In our coverage of LNC a few months back, we had our eye on Night Call; a game where you are a taxi driver who was the last victim of a serial killer/murderer. The cops suspect you, but you are not the one who you the serial killer, are you? As you meet new people every night as a taxi driver, you get intel, secrets, and learn something new about yourself. However, if you can get strangers talking… you can find the real killer… unless it’s you. In Night Call there are enigmas, interesting passengers, and a web full of lies. Will you find out the truth? Or will you pay your last dime to make sure the cops don’t think the killer is you? Night Call is on PC July 17th, on console later this year; developed by Monkey Moon and Black Muffin; and published by Raw Fury.
Disclaimer: We received a review copy of the game prior to its release. The game’s quirks are still being worked out — so some aspects might not have worked as well as the final release game does. We won’t mention many of them, but our experience might be slightly different.
Will Night Call Be Your Last Call?
The construction of this game is long-form; as a player, you are talking to seventy plus passengers throughout the gameplay. You are likewise trying to figure out an investigation all at the same time.
Night Call does require substantial sitting-down-time to play it; and, with that being said, it is deserving of it. Throughout the game, you are constantly on the edge of your seat with the narratives of the various characters. There is an outstanding balance between narrative and player-choices. You are able to choose responses that indicate different emotions with the passenger (depending on who that passenger is). We enjoyed that there was an option to just say nothing sometimes. Just be silent and let the passenger talk. Sometimes that is all you want to do.
With the construction of the game comes graphics and overall directing of Night Call. As mentioned above, since we had a pre-release, we had quirks. However, the overall graphics were stellar for us regardless. We loved the aspect of being able to click on the passenger and accept or decline them. The passengers were always in loads of about 5-8. So you have various passengers to choose from. Another aspect we enjoyed was being able to get gas in your car and go to the store.
This is a small aspect, but it’s nice to have everything interactive. Being able to spend money, being able to see the money go up and down when getting gas or paying someone for intel; those aspects add up to an interactive experience. Aside from those, there are other aspects that make the game — overall — a blast. If you are looking at the evidence in your room you are able to click on it, add clues, and find out who the killer is with everything you have gained. When you look at the “board” in your room, you are able to drag ties to the people based on the evidence you find. You have a handful of suspects and you are able to choose what evidence to base your conclusion on.
Night Call Pros & Cons
No matter what game you play, there are pros and cons to it. We don’t have a lot of cons, but we have two that may stray away from players who might not like long-form or trigger warning games.
Honestly, We Have Two Small Cons:
- If you don’t enjoy long-form, you may not enjoy this game. The gameplay is long, you are basically going through narrative 80% of the game and finding out clues and evidence pertaining to the overall theme. It will take a sufficient amount of hours to complete. We found this to be exciting and fun, but if you want a quick game, this may not be your best friend. We believe you’ll still enjoy it.

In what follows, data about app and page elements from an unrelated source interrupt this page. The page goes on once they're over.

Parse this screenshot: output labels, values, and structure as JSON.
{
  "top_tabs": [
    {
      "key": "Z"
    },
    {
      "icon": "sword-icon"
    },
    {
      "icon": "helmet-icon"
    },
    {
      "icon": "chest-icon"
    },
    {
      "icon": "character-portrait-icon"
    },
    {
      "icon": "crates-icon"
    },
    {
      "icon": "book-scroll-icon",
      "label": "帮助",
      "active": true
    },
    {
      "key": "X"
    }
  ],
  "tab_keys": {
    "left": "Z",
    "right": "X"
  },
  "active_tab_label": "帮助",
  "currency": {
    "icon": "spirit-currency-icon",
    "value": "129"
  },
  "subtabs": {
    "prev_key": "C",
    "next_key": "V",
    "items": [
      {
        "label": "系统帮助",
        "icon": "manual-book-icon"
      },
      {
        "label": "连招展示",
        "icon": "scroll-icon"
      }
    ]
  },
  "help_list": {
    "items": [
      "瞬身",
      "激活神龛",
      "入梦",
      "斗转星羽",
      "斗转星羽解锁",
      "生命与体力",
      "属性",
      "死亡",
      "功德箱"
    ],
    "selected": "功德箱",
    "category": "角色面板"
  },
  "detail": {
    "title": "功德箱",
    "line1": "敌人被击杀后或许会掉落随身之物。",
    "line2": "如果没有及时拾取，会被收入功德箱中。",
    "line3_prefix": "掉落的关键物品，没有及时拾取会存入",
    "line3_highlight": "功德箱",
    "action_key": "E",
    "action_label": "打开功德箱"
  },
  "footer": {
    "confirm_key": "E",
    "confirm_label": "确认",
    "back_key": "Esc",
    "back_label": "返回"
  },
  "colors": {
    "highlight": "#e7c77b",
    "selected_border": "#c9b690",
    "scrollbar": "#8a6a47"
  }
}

- There are trigger warnings, so this game is not for everyone. It is meant for mature audiences; it refers to sexual acts, violence, alcohol, triggering dialogue (politics, religion, tragedy). Night Call further uses profanity and offensive language. There are dark moments and stories as well as humorous ones. Make sure you note this.
Now, Let’s Talk About Pros:
- Multiple endings! There are multiple endings and in each gameplay, the killer is different. If you play it the first time and have a certain ending, it will be different the second time around. What we love about this is because it makes the game timeless. You can play it again and again and never have the same game.
- It’s a Noire game, which we love. The concept and focus on the graphics is very Noire. It was dark and gritty, which we loved about the game.
- As in real-life, money is important. If you spend it all, you won’t be able to pay your bills. You have to find a balance between investigation and survival.
- The graphics and overall content of the game are stellar. While there’s not much to the game, graphic wise, (condensed colors, etc.) it adds to the Noire details; details such as when you can move the strings on board in the apartment. Even when you can look at the files on the desk as well. The graphics matter in the ways that they are intended to matter.
So, The Daily Fandom, How Was The Game Overall?
Without giving too much of the story away, this game is phenomenal. Between the narrative, the characters, the story, and the overall simplicity of it. We loved playing it. It’s comfortable to become adjusted to, but we didn’t have issues not being able to find aspects of the game. Sometimes we need walkthroughs with games (to find out obscure things), but with this one, just sit back, relax, and play an exceptionally made emotionally driven game.
Overall, the game is a win for both Monkey Moon (Black Muffin) and Raw Fury. While the developer is new to our realm of gaming, Raw Fury, we are well-aware of. We would recommend this game to everyone, not just gamers who like narrative games, but everyone. Honestly, one of the better games we have in our library to always come back to and play time-and-time again. With the various endings and the concept (being able to reply again and again for years to come) is especially appealing.